----- Dataset excerpts -----

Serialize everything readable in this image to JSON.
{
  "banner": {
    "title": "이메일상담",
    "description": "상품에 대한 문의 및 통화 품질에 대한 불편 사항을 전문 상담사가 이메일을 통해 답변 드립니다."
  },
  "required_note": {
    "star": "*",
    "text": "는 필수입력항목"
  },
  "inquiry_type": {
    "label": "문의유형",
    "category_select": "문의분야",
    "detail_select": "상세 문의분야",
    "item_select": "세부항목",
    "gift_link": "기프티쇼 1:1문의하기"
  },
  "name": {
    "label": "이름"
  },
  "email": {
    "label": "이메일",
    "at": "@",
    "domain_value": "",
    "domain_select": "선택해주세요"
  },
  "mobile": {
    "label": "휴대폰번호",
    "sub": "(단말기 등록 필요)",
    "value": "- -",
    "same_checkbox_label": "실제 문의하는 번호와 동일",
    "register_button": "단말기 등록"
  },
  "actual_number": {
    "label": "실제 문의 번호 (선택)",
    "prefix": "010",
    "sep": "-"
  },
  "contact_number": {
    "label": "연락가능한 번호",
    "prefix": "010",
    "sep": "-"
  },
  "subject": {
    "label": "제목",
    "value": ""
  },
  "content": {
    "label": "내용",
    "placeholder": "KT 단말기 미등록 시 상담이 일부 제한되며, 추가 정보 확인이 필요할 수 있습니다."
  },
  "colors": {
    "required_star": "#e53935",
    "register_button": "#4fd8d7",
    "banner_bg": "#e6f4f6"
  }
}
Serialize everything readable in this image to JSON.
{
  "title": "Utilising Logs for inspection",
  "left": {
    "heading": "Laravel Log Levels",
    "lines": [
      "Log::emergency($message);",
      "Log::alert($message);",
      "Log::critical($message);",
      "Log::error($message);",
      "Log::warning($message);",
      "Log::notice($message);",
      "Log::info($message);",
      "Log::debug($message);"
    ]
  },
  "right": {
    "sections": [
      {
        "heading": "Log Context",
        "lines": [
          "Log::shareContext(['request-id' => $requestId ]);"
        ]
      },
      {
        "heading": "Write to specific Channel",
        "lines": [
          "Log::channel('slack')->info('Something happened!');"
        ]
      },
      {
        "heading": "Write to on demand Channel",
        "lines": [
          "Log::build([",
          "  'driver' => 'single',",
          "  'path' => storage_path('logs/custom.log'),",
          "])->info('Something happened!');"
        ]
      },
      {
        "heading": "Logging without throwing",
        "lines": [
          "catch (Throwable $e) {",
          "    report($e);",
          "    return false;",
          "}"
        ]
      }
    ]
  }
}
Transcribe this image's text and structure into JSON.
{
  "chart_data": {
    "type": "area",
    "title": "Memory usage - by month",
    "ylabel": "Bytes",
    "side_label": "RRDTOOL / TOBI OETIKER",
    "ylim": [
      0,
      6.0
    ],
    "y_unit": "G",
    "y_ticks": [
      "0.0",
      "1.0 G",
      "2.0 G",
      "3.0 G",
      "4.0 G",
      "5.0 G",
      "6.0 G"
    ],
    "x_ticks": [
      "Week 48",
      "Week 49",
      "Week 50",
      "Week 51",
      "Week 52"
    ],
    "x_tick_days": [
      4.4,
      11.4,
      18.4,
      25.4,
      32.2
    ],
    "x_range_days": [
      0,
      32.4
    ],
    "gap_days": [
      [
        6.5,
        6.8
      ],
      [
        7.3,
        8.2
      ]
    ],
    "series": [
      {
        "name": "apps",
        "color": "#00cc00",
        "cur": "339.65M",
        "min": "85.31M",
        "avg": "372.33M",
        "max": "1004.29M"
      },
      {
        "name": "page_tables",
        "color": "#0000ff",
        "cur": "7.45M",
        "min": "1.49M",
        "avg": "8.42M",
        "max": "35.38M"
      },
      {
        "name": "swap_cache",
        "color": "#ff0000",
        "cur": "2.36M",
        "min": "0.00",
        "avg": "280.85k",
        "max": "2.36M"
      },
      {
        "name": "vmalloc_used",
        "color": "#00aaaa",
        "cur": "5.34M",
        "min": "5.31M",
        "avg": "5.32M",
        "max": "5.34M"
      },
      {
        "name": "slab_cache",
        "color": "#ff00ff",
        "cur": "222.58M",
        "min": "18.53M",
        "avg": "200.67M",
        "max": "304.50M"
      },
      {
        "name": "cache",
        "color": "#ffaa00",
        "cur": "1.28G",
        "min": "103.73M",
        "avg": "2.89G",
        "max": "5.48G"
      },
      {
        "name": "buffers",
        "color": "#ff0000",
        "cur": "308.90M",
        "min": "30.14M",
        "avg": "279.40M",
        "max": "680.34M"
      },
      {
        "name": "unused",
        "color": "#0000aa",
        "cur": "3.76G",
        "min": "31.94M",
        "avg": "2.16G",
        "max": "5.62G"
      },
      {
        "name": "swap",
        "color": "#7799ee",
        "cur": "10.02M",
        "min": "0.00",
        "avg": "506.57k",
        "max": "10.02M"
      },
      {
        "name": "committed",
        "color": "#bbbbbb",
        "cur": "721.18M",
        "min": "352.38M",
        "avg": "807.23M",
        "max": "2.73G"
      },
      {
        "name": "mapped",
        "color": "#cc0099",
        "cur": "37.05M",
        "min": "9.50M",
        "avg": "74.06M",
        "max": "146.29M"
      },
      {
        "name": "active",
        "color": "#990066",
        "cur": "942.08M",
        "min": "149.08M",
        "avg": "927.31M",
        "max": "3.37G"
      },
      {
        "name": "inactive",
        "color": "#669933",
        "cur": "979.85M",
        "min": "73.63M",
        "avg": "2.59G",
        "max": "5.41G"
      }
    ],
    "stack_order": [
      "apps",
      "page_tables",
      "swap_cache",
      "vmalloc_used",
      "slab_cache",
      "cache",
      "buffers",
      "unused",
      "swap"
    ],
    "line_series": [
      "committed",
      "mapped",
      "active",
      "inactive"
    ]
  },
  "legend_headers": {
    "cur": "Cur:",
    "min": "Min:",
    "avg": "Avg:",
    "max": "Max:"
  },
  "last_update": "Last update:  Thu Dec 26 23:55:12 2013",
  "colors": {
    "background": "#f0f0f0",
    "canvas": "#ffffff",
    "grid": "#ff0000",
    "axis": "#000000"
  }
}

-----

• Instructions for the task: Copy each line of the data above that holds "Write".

• Written response:
        "heading": "Write to specific Channel",
        "heading": "Write to on demand Channel",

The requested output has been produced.